Exercise requirements: Everything in the listing below should be repeated exactly, apart from the pictures.

Given entries:
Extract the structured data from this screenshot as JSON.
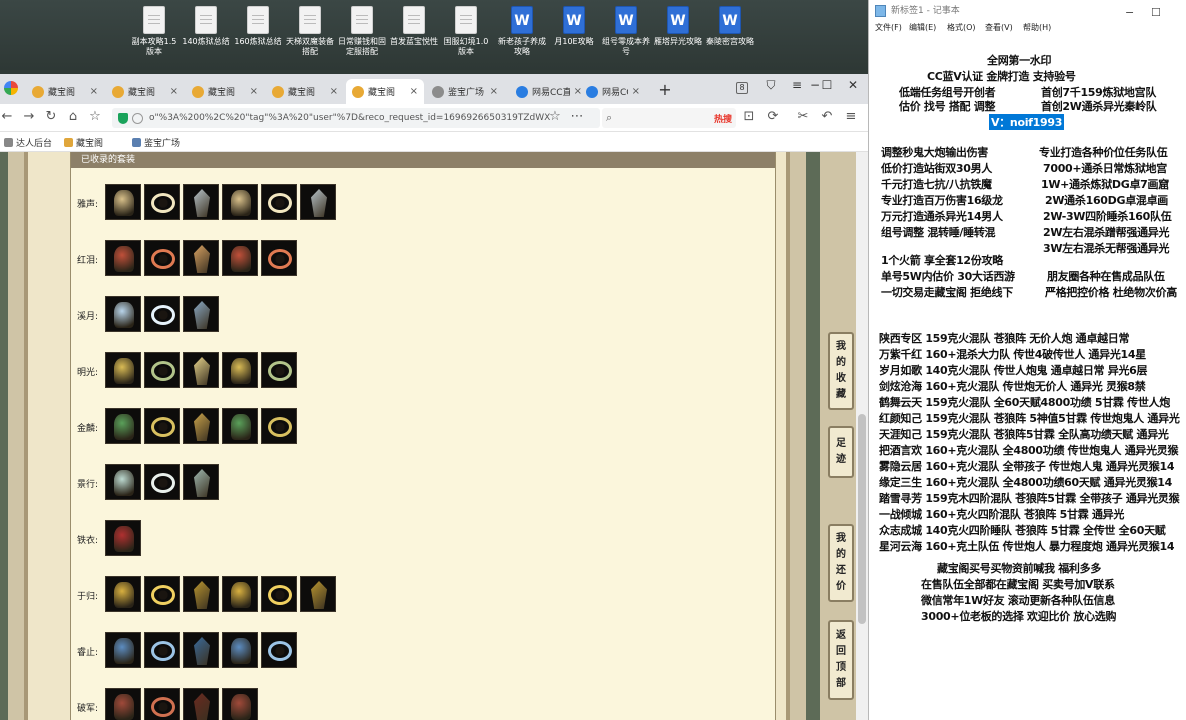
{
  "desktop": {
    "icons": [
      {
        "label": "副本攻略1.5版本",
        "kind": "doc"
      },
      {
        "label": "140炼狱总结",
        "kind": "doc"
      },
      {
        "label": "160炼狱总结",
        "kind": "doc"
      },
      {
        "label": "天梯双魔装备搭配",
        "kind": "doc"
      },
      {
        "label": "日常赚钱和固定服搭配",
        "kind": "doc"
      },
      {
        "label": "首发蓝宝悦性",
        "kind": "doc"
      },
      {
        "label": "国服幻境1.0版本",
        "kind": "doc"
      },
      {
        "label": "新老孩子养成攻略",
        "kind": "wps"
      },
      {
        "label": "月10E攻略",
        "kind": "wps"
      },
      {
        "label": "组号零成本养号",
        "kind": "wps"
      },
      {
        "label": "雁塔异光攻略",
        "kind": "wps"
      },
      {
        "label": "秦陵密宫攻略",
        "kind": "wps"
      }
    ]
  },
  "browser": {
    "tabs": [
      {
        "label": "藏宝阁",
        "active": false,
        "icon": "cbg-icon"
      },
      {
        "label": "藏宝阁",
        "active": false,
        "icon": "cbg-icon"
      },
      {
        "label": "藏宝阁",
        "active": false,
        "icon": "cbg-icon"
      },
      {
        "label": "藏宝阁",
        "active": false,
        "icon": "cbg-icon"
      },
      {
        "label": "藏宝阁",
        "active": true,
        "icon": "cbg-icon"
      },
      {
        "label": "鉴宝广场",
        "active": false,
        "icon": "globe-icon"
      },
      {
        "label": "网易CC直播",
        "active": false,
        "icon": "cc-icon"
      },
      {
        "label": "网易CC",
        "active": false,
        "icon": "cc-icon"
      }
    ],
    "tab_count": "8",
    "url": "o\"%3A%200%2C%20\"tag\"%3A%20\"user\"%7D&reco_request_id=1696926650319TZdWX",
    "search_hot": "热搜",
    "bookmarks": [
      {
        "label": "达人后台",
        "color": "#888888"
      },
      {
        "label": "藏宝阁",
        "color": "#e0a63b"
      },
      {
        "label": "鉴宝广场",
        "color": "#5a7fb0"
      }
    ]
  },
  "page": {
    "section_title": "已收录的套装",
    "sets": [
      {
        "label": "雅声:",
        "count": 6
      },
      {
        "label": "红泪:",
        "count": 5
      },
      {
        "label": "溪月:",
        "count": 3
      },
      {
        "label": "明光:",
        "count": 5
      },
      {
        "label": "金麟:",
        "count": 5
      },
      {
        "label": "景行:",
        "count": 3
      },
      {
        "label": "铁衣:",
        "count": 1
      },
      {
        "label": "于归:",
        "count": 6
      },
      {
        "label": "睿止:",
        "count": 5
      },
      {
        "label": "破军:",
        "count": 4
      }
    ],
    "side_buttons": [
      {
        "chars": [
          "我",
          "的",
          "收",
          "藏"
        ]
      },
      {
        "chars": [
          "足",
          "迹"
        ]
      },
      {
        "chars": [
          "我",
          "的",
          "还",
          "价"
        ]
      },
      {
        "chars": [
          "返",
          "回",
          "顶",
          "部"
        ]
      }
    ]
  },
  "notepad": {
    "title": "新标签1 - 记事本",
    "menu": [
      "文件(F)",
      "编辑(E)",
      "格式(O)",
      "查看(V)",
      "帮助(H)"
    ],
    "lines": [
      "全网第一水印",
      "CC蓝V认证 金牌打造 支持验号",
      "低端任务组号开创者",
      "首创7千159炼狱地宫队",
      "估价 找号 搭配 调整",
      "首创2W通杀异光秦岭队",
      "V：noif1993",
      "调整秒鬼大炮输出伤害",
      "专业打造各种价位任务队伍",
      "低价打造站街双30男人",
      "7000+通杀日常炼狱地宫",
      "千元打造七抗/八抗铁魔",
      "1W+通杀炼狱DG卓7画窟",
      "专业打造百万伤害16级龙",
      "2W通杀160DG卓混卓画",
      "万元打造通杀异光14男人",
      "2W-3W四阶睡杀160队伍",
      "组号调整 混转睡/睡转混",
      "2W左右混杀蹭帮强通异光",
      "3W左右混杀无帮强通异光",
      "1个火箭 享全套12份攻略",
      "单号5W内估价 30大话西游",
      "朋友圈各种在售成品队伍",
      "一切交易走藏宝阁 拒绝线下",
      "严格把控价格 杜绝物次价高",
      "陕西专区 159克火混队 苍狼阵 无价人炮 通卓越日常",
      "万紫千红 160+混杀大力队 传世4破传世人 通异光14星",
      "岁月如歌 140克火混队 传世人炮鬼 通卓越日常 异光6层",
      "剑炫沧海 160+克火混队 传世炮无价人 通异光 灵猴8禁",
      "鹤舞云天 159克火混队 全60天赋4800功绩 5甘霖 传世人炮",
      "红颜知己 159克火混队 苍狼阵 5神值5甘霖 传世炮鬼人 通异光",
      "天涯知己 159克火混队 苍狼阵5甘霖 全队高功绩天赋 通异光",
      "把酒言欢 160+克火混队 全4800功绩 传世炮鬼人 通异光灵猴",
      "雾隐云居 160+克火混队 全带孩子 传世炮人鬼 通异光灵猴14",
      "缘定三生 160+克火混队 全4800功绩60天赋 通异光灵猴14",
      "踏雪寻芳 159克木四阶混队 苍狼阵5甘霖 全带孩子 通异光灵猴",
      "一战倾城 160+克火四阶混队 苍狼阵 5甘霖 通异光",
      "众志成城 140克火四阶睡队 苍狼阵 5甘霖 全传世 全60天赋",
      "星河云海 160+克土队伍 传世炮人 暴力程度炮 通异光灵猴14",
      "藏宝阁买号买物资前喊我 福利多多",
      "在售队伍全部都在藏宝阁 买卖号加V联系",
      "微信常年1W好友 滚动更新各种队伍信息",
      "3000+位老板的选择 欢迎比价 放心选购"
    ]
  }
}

Answer for this exercise:
Extract the structured data from this screenshot as JSON.
{
  "desktop": {
    "icons": [
      {
        "label": "副本攻略1.5版本",
        "kind": "doc"
      },
      {
        "label": "140炼狱总结",
        "kind": "doc"
      },
      {
        "label": "160炼狱总结",
        "kind": "doc"
      },
      {
        "label": "天梯双魔装备搭配",
        "kind": "doc"
      },
      {
        "label": "日常赚钱和固定服搭配",
        "kind": "doc"
      },
      {
        "label": "首发蓝宝悦性",
        "kind": "doc"
      },
      {
        "label": "国服幻境1.0版本",
        "kind": "doc"
      },
      {
        "label": "新老孩子养成攻略",
        "kind": "wps"
      },
      {
        "label": "月10E攻略",
        "kind": "wps"
      },
      {
        "label": "组号零成本养号",
        "kind": "wps"
      },
      {
        "label": "雁塔异光攻略",
        "kind": "wps"
      },
      {
        "label": "秦陵密宫攻略",
        "kind": "wps"
      }
    ]
  },
  "browser": {
    "tabs": [
      {
        "label": "藏宝阁",
        "active": false,
        "icon": "cbg-icon"
      },
      {
        "label": "藏宝阁",
        "active": false,
        "icon": "cbg-icon"
      },
      {
        "label": "藏宝阁",
        "active": false,
        "icon": "cbg-icon"
      },
      {
        "label": "藏宝阁",
        "active": false,
        "icon": "cbg-icon"
      },
      {
        "label": "藏宝阁",
        "active": true,
        "icon": "cbg-icon"
      },
      {
        "label": "鉴宝广场",
        "active": false,
        "icon": "globe-icon"
      },
      {
        "label": "网易CC直播",
        "active": false,
        "icon": "cc-icon"
      },
      {
        "label": "网易CC",
        "active": false,
        "icon": "cc-icon"
      }
    ],
    "tab_count": "8",
    "url": "o\"%3A%200%2C%20\"tag\"%3A%20\"user\"%7D&reco_request_id=1696926650319TZdWX",
    "search_hot": "热搜",
    "bookmarks": [
      {
        "label": "达人后台",
        "color": "#888888"
      },
      {
        "label": "藏宝阁",
        "color": "#e0a63b"
      },
      {
        "label": "鉴宝广场",
        "color": "#5a7fb0"
      }
    ]
  },
  "page": {
    "section_title": "已收录的套装",
    "sets": [
      {
        "label": "雅声:",
        "count": 6
      },
      {
        "label": "红泪:",
        "count": 5
      },
      {
        "label": "溪月:",
        "count": 3
      },
      {
        "label": "明光:",
        "count": 5
      },
      {
        "label": "金麟:",
        "count": 5
      },
      {
        "label": "景行:",
        "count": 3
      },
      {
        "label": "铁衣:",
        "count": 1
      },
      {
        "label": "于归:",
        "count": 6
      },
      {
        "label": "睿止:",
        "count": 5
      },
      {
        "label": "破军:",
        "count": 4
      }
    ],
    "side_buttons": [
      {
        "chars": [
          "我",
          "的",
          "收",
          "藏"
        ]
      },
      {
        "chars": [
          "足",
          "迹"
        ]
      },
      {
        "chars": [
          "我",
          "的",
          "还",
          "价"
        ]
      },
      {
        "chars": [
          "返",
          "回",
          "顶",
          "部"
        ]
      }
    ]
  },
  "notepad": {
    "title": "新标签1 - 记事本",
    "menu": [
      "文件(F)",
      "编辑(E)",
      "格式(O)",
      "查看(V)",
      "帮助(H)"
    ],
    "lines": [
      "全网第一水印",
      "CC蓝V认证 金牌打造 支持验号",
      "低端任务组号开创者",
      "首创7千159炼狱地宫队",
      "估价 找号 搭配 调整",
      "首创2W通杀异光秦岭队",
      "V：noif1993",
      "调整秒鬼大炮输出伤害",
      "专业打造各种价位任务队伍",
      "低价打造站街双30男人",
      "7000+通杀日常炼狱地宫",
      "千元打造七抗/八抗铁魔",
      "1W+通杀炼狱DG卓7画窟",
      "专业打造百万伤害16级龙",
      "2W通杀160DG卓混卓画",
      "万元打造通杀异光14男人",
      "2W-3W四阶睡杀160队伍",
      "组号调整 混转睡/睡转混",
      "2W左右混杀蹭帮强通异光",
      "3W左右混杀无帮强通异光",
      "1个火箭 享全套12份攻略",
      "单号5W内估价 30大话西游",
      "朋友圈各种在售成品队伍",
      "一切交易走藏宝阁 拒绝线下",
      "严格把控价格 杜绝物次价高",
      "陕西专区 159克火混队 苍狼阵 无价人炮 通卓越日常",
      "万紫千红 160+混杀大力队 传世4破传世人 通异光14星",
      "岁月如歌 140克火混队 传世人炮鬼 通卓越日常 异光6层",
      "剑炫沧海 160+克火混队 传世炮无价人 通异光 灵猴8禁",
      "鹤舞云天 159克火混队 全60天赋4800功绩 5甘霖 传世人炮",
      "红颜知己 159克火混队 苍狼阵 5神值5甘霖 传世炮鬼人 通异光",
      "天涯知己 159克火混队 苍狼阵5甘霖 全队高功绩天赋 通异光",
      "把酒言欢 160+克火混队 全4800功绩 传世炮鬼人 通异光灵猴",
      "雾隐云居 160+克火混队 全带孩子 传世炮人鬼 通异光灵猴14",
      "缘定三生 160+克火混队 全4800功绩60天赋 通异光灵猴14",
      "踏雪寻芳 159克木四阶混队 苍狼阵5甘霖 全带孩子 通异光灵猴",
      "一战倾城 160+克火四阶混队 苍狼阵 5甘霖 通异光",
      "众志成城 140克火四阶睡队 苍狼阵 5甘霖 全传世 全60天赋",
      "星河云海 160+克土队伍 传世炮人 暴力程度炮 通异光灵猴14",
      "藏宝阁买号买物资前喊我 福利多多",
      "在售队伍全部都在藏宝阁 买卖号加V联系",
      "微信常年1W好友 滚动更新各种队伍信息",
      "3000+位老板的选择 欢迎比价 放心选购"
    ]
  }
}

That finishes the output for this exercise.